  } else {
    digitalWrite(BLUE,LOW); //turn BLUE off
  }
// NOT RESPONDING TO BUTTON PRESS IN THIS SECTION
  if (state == 4) { 
    for (ir=0; ir<255; ir++) { //Fade RED in
      analogWrite(RED,ir);
      delay(5);
    }
    for (ir=255; ir>0; ir--) {
      analogWrite(RED,ir);
      delay(5);
    }
    for (iw=0; iw<255; iw++) { //Fade RED in
      analogWrite(WHITE,iw);
      delay(5);
    }
    for (iw=255; iw>0; iw--) {
      analogWrite(WHITE,iw);
      delay(5);
    }
    for (ib=0; ib<255; ib++) { //Fade RED in
      analogWrite(BLUE,ib);
      delay(5);
    }
    for (ib=255; ib>0; ib--) {
      analogWrite(BLUE,ib);
      delay(5);
    }
  }  
}

Also if you see something glaringly ugly in my code let me know, I'd like to start out doing things the right way, not some backwards way that happens to work. Thanks.

  if (state % 5 == 0 ) {
    state = 0;  //Sets state back to 0 after cycling through LEDs
  }

kinda sleepy but I think this is your issue, 1 / 5 gives a decimal, since your using integers it's a 0

I also tried

if (state == 5) {
state = 0;
}

which worked when I only had the first 3 if statements for LEDs. I also outputted to the serial console and it responds to a button press until the 4th, then it stops counting the button presses. It's stuck inside the if { for {}} loops :-/

If you want it to read the button you have to use digitalRead again, and include code to change the state. You can put that inside the 'for loops'.
You would also want to put 'if (state==4){ in front of the 'for loops' if you want to ignore them once you change the state.

you also might want to consider using if else if else that way you can have as many as you want without fiddling with a hard coded number

example

if (state==1)
else if (state==2)
else if (state==3)
else state = 0

Thanks. So would I have to add

val = digitalRead(BUTTON); //Read input and store it
  if (val != old_val) {
    if (val == HIGH) {
    state++;
    delay(20);
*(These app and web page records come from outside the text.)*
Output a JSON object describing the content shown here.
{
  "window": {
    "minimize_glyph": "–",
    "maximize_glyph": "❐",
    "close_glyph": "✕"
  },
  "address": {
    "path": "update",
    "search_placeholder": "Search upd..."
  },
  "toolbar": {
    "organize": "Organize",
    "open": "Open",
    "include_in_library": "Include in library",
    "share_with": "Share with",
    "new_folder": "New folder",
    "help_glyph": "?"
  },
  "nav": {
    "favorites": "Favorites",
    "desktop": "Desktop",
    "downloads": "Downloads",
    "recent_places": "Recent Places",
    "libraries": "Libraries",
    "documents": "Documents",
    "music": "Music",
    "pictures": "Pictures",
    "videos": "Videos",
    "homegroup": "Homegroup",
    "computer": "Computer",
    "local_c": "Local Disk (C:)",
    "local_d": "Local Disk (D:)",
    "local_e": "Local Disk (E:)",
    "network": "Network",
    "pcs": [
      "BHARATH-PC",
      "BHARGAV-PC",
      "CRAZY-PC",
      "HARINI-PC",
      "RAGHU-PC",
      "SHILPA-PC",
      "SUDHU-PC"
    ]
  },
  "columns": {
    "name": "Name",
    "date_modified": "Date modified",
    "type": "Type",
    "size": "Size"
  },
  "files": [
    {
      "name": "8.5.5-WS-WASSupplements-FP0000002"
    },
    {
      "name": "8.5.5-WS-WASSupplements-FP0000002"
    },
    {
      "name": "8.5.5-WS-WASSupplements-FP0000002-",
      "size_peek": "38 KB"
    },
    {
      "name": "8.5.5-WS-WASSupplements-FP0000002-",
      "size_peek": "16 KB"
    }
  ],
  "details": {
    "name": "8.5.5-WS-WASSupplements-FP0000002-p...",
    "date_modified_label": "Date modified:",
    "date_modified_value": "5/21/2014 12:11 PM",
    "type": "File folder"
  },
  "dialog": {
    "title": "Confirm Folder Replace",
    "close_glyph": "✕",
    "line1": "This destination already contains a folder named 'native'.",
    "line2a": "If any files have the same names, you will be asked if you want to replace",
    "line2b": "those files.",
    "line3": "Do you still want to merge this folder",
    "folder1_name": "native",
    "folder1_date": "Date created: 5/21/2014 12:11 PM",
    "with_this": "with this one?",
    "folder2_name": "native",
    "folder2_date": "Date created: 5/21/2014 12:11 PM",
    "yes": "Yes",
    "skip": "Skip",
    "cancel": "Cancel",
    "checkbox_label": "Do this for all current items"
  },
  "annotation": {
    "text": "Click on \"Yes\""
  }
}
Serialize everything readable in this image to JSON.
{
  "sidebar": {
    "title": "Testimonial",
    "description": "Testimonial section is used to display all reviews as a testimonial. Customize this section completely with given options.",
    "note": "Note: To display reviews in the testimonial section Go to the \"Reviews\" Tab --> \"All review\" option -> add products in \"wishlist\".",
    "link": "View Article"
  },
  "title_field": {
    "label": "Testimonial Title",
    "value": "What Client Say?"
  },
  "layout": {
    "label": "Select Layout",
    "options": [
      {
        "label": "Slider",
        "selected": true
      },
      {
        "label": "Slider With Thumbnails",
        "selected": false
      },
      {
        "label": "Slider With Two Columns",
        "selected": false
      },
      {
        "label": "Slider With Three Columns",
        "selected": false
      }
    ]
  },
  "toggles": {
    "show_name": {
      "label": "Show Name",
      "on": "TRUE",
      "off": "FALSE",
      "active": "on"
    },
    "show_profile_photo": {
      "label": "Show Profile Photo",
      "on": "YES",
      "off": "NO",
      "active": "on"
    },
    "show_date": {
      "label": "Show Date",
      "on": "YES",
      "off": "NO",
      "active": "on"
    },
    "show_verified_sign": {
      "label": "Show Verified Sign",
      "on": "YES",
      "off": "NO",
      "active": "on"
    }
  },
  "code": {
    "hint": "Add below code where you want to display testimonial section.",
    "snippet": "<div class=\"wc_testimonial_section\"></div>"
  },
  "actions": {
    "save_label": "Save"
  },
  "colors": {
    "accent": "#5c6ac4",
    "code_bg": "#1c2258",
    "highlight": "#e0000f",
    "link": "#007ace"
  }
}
to each for loop? If so, Is there a way to just reference that section of code like GOTO in .bat files?

And thanks for the else if tip Osgeld.

Adding that code into the for loops didn't work. It still doesn't seem to be waiting for a button press... Could somebody maybe explain why it isn't accepting an input during these for loops? And maybe somewhere there is an example like this?

Could somebody maybe explain why it isn't accepting an input during these for loops? And maybe somewhere there is an example like this?

In the code that you posted, you read the button state at the top of the loop() function. For all states other than 4, you turn an LED on, and then loop() ends, and repeats.

For state 4, you run 6 loops, from 0 to 255, with a 5 millisecond delay after each action. Each loop takes just over 1.5 seconds to complete, for a total of more than 9 seconds.

So, you are only looking at the button state for a new nanoseconds, once every 9+ seconds. Quite easy to miss the button press, unless you hold the button down.

Look at the blink without delay example for some hints on how to not use delay, or check the button state more often.

Checking the button state can be done in a function that returns true or false. You'll need to terminate the loop you are in, and not execute any others if you find that the button was pressed.